Condoms flourished only after 1500 in response to the spread of syphilis throughout Europe and the Americas. Because of this, people often associated the condom with venereal disease and prostitution. Early condoms were fashioned of linen, sheep gut, or fish bladder, and used with ointments and medicinal solutions.
In early 19th century America, condoms remained linked to the “sporting life” to prevent venereal disease. Coded names for condoms included baudruches, French letters, safes, armour, and machines. The French referred to condoms as redingotes Anglaises (English riding coats) and capotes Anglaises (English capes). Condoms could be purchased from barbers, madames at brothels, itinerant peddlers, and tavern keepers. Before 1840 they were too expensive — costing a dollar when a week’s pay was only $14 — to become widely used for either disease protection or contraception.

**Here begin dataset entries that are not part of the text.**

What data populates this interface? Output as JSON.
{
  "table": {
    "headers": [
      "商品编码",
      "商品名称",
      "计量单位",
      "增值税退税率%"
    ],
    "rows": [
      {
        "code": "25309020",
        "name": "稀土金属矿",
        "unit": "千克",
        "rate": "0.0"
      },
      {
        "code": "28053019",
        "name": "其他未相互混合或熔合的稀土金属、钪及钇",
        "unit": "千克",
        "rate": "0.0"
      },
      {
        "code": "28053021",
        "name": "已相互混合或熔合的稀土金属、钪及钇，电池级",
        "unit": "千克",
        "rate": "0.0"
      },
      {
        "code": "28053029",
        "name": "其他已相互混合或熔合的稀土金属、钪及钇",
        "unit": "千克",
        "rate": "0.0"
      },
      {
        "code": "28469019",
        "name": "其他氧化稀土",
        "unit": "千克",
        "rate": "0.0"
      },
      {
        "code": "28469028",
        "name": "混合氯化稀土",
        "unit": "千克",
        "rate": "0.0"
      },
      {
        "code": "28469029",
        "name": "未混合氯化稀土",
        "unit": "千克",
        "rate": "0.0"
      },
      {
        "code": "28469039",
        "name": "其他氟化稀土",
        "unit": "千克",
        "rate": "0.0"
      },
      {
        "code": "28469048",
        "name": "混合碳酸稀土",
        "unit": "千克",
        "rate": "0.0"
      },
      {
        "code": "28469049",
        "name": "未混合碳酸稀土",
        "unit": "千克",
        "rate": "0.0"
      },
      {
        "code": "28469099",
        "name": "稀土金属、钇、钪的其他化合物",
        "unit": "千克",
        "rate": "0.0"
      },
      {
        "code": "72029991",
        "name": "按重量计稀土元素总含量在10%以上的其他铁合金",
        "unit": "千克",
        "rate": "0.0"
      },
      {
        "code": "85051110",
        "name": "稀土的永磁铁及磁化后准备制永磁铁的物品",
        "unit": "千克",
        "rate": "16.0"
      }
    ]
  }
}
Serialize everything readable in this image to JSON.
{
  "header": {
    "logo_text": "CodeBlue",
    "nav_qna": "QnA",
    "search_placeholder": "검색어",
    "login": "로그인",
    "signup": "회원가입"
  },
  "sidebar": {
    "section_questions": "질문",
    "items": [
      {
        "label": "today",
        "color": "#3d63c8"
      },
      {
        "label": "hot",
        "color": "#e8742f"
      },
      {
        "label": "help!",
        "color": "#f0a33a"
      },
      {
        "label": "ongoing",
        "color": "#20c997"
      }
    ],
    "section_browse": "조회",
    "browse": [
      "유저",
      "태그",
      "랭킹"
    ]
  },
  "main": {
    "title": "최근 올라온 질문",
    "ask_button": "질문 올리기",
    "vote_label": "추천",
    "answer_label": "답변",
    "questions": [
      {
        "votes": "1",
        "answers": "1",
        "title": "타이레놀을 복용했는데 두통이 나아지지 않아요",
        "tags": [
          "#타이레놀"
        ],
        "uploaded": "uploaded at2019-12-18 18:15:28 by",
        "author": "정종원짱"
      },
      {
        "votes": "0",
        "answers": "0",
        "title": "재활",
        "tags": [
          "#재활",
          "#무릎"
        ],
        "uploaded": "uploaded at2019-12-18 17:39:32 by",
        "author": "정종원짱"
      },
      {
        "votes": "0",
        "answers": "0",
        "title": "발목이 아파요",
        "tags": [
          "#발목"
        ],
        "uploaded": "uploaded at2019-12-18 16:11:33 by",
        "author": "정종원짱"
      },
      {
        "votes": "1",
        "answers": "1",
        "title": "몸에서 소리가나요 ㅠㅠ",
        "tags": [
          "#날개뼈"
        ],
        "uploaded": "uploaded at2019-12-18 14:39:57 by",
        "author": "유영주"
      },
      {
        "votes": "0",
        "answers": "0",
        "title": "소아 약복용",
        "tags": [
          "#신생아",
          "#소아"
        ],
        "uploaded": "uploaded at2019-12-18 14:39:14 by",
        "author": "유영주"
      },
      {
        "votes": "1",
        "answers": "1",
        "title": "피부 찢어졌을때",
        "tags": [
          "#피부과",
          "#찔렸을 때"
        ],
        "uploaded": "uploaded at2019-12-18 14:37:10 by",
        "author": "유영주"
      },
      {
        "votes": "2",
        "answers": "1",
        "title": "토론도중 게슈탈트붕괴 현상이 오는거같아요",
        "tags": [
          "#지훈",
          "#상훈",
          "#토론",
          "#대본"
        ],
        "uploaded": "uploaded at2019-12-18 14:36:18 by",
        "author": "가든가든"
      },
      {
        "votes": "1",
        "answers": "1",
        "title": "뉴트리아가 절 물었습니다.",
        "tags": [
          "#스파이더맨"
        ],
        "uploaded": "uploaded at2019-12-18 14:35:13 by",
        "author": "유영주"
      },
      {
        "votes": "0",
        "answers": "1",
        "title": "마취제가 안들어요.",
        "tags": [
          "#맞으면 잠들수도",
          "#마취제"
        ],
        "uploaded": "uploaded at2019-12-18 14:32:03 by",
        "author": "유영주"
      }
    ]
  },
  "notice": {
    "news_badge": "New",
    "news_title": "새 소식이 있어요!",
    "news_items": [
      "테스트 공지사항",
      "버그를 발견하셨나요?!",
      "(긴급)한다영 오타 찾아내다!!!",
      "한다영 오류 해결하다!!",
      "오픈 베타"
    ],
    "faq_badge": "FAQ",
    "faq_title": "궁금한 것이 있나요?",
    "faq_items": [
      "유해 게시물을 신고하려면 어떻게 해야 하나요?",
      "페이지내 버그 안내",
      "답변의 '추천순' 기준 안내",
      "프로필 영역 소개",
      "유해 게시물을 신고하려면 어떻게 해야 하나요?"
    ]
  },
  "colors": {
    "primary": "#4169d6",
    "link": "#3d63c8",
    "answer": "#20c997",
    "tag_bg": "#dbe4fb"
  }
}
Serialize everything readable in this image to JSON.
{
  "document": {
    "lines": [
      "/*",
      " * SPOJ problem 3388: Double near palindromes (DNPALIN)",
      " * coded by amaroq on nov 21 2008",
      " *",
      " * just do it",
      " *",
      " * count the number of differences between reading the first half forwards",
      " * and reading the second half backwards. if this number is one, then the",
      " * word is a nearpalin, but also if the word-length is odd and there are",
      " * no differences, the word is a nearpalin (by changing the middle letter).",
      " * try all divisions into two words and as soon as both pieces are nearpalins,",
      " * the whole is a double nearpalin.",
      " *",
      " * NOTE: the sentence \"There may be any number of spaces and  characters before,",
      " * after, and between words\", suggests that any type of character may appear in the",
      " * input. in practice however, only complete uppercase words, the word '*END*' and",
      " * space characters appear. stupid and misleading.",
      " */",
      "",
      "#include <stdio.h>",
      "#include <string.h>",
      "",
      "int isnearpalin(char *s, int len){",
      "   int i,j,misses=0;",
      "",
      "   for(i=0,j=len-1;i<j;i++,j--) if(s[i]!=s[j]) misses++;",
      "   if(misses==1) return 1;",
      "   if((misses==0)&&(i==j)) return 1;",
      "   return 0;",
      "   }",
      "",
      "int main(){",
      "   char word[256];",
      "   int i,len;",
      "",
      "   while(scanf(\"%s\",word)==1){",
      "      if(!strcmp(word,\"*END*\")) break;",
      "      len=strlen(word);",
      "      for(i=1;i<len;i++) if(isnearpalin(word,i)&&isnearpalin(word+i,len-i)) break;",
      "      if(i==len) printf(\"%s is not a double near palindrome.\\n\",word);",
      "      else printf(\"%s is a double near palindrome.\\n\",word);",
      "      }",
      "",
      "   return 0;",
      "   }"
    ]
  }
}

A revolution in rubber processing changed everything in condom manufacture. Inventors tried to make waterproof fabric with gutta percha and India rubber, but the material changed with shifts in temperature: soft and pliant when warm, but stiff and brittle when cold, and smelly and messy when hot. In 1837 Charles Goodyear found that rubber became stable yet elastic when treated with sulfur and high heat. By the mid 1850s Goodyear and others produced a whole range of rubber goods, including condoms and diaphragms. Prices for rubber items fell and their use soared. “Rubber” became a common, everyday name for the condom. Manufacturers also made hard rubber goods, including vaginal syringes and pessaries.
In the mid 19th century, as now, people used veiled language to talk about sex, reproduction, and birth control. Moral and religious reformers had a hard time critiquing these issues, since it meant speaking about unmentionable things. In ads, writers used coded language – euphemisms and double-entendres. Pills and tonics, for example, induced “a stoppage of nature, or monthly obstruction,” or relieved “irregularities,” for “ladies in a certain situation.” Ads warned readers that “Married ladies, who have reason to believe themselves in the family way, should not use them, as, by their action on the womb, miscarriage would be the consequence.”
“Female medicines” functioned as emmenagogues, or drugs used to induce or hasten menstrual flow, provoking a miscarriage. Some came in the form of pills, while others came as loose herbs to be prepared like tea steeped in water or dissolved in alcohol and flavored with wintergreen or spearmint. Few listed ingredients, but may have contained one or more of the following: pennyroyal (and other mints), rue, hellebore, mistletoe, savin, foxglove, Queen Anne’s lace, aloes, bloodroot, ergot, or aconitum.
Syringes and douching
Douching as a means of birth control, as well as for hygienic reasons, increased after 1830. Perhaps because women, rather than men, practiced this method, it became one of the most widely used forms of contraception. Early syringes consisted of horn or bone, and pewter, but after 1850 hard rubber syringes predominated. A wide range of devices for douching could be purchased from local pharmacies or by mail.
Maurice Éguisier (1813-1851) a French obstetrician, introduced a self-acting irrigator in 1843. Based upon a design patented by François Libault, a Paris instrument maker, this device nevertheless became known at the “Éguisier irrigator.” It remained in production for the next seventy-five years, and proved popular owing to its automatic operation. One filled the reservoir, wound up the spring drive, and then released it to activate the plunger, thereby pumping fluid out the irrigator’s nozzle.